I am on my sixth week of maternity leave. I do not have the itch to return to work. I thank God each morning that I’m able to stay home with my baby boy. That being said, my heart does miss a few things about teaching. And I’m going to write about them because my head is still dizzy with all things baby and my mind is aching to play with words.
What This Mrs. Misses About Teaching
1. Scholastic Book Orders
I’ve said it before, but scholastic book orders are basically why I became a teacher. I get way more excited when The Book Box arrives than when a student “gets it”. The lightbulb moment is usually gradual and often happens when I’m distracted from actually teaching the lesson to the whole class.
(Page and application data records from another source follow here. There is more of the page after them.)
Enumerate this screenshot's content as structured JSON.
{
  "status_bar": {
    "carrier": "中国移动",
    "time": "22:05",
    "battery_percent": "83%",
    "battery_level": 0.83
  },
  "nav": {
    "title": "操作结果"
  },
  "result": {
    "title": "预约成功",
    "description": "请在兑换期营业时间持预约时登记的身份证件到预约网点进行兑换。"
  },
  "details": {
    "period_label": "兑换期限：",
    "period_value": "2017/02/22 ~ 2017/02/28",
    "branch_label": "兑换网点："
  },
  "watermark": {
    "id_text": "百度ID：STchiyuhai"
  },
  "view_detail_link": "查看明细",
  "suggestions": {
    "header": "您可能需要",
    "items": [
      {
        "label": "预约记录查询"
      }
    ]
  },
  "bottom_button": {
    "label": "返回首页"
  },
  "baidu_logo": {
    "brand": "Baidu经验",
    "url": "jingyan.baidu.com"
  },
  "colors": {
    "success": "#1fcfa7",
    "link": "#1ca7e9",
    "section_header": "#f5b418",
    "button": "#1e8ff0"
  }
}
The Book Box allows me to slow down and take in the scent of brand new, shiny, silky books. And the look of excitement my students get over BOOKS makes me so happy. When I carry the Book Box from the office to my classroom, I hope to run into some of my students just to give them a big open mouth smile of excitement because The Book Box came!!
2. Donors Choose
The first two years I taught, like most new teachers, I spent a good chunk of my paycheck on stuff for my classroom. Decorations for the walls, prizes for my student store, stickers for days and days, fun colored white board markers, food snacks for parties, books for my class library, and the list goes on and on. I put a big halt to buying stuff for my classroom once I noticed my savings account didn’t have any… savings.
But I still wanted my kids to have a nice classroom and get to experience new things, so I wrote out requests for items with Donors Choose, a website that allows teachers to request certain items, write up a proposal, and then donors get to choose which projects they want to fund. With Donors Choose, I’ve been able to get LEGOs for center time, a huge cozy rug for reading time, a bunch of jump ropes and soccer gear to make PE more legit. It’s such a great program that really helps teachers bring in new supplies to the classroom without spending so much of their own money.
3. Playing Soccer With Students
I’ve never been athletic. So my skill level at soccer is about the same as my 2nd grade students, excluding the ones who are in some type of soccer league outside of school. Those students are way better than me.
My students love it when I play soccer with them and so do I. When I put on a green or blue jersey that team gets super excited. It’s a bonding time where we can play together and build up that teacher-student relationship.
Playing soccer with my students is where a lot of the magic happens.
At times it’s incredibly tough to take on the role of coach because I have zero life experience to draw from so all the coaching knowledge I have comes from sports movies. But it’s magical all the same. At the end of a long day, it’s so refreshing to go outside and have fun. If I were in charge of the education system, there would be so much more PLAY time. For the KIDS. Go figure.
4. Chapter Book Read Alouds
Ok, this is where the other real magic happens. I once was told by a student’s older sister, “My brother hated reading before he came into your class. We were always trying to get him to read at home but he never would. After being in your class, he loves chapter books.”
That was so rewarding to hear because it’s not easy to read chapter books aloud each day to a room full of wiggly kids.
But I’m a firm believer that if someone doesn’t “like reading” he/she just hasn’t found the right book yet. One of my goals as a teacher is to get my students to fall in love with reading. Old Yeller, the kids from Wayside School, and Winn-Dixie are just a few of the characters that help me accomplish that goal.
5. Math Challenge Problems
In second grade, students are supposed to be able to add problems such as 345 + 459. Once my students understand the basics around that, I love giving them challenge problems. I change my voice to sound like a guy from a boxing match, “ARE YOU READY FOR A CHALLENGE???” And I slowly write 347913074 + 392412798 on the board, sometimes pausing before adding yet another digit! Their jaws drop as I write the problem on the board, but as soon as I encourage them, “You know how to add. You can do this. Add it up!” they get going — and when they get it right, man does my classroom get LOUD. They want more, they soon will demand more, and I will increase the rigor as high as they will allow.
It’s one of my tricks so when they see a problem like 562 +432, they have this new confidence. And 6+7, no sweat!
Yes. Teaching has its awesome moments for sure. And while I do miss some parts about being in the classroom, this mama is exactly where she wants and needs to be. It was just fun to remember some of my pre-baby daily occurrences.